Dakota Access Pipeline, LLC is donating $20,000 to each Emergency Management Agency across North Dakota in the seven counties through which the pipeline travels, totaling $140,000. With the aim of helping first responders, each county is encouraged to use the funds where they need it most. Check presentations were held today at the McKenzie County Courthouse and Williams County EMA Office.
Dakota Access Pipeline is committed to being a good neighbor, a good business partner and a valued member of North Dakota’s communities. Dakota Access will make similar donations to county emergency management agencies across its four-state route, totaling $1 million across 50 counties in North Dakota, South Dakota, Iowa and Illinois.
“We are so appreciative of the ongoing generosity from oil and gas companies in our community,” said Karolin Jappe, Emergency Management Coordinator for McKenzie County.
“Dakota Access Pipeline has been great to work with and is a top notch company in the industry. With donations like these we are able to really look at the specific needs, both big and small, for our first response departments. This time, we are using the funds to help the Grassy Butte Fire Department.”
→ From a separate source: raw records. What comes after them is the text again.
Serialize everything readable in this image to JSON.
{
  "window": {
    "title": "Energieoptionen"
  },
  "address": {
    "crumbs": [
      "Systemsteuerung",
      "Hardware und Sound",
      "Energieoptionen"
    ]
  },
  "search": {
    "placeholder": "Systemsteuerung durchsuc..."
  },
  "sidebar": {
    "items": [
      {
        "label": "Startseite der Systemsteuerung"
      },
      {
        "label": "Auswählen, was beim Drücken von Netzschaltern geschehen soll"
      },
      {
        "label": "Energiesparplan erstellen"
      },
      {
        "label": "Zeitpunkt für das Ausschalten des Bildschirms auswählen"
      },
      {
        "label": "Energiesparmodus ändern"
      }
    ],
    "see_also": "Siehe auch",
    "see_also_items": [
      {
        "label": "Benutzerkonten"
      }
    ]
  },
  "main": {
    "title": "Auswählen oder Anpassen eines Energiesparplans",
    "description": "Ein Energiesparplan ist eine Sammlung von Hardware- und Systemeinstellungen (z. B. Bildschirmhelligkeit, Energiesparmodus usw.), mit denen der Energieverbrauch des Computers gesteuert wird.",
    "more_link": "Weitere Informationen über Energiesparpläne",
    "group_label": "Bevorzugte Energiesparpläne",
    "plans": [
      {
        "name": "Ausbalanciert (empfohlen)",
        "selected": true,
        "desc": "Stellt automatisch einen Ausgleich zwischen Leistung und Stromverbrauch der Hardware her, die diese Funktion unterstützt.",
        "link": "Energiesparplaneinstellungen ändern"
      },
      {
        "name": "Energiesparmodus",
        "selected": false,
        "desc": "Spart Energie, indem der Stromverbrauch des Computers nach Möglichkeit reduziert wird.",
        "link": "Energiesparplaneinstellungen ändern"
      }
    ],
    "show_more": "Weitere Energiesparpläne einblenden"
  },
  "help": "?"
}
“The Grassy Butte Fire Department is all volunteer, with approximately 80% of our territory government forest land,” said Lee Geiger, Fire Chief for Grass Butte.
“This donation basically doubles our budget for the year, which will allow us to purchase extrication equipment.”
“We are excited to use this donation toward county-wide LEPC training for all first response and mutual aid departments,” said Denise Brew, Emergency Management Coordinator for Dunn County. “We are glad that Dakota Access Pipeline cares about public safety in our communities.”
“Dakota Access Pipeline has maintained good communication with us and it’s donations like these that prove how much these relationships mean to them,” said Mike Smith, Emergency Management Coordinator Williams County. “Last time we used the donation toward a disaster medical response trailer. This time we’ll add to that unit by purchasing a pull unit (flatbed crew cab truck).”
“Mountrail County is grateful for donations like these that enable us to tackle projects that would otherwise not be within the immediate budget,” said Warren Bogert, , Emergency Management Coordinator for Mountrail County. “We are excited to make much-needed technology upgrades to our EOC.
Dakota Access Pipeline traverses approximately 175 miles through McKenzie, Dunn, Mountrail and Williams counties, where the pipeline’s six tank stations are located. The company will also be donating to the North Dakota 4H Foundation and North Dakota FFA Foundation. It had made a similar donation of $1 million to county EMAs after it went into service in 2017.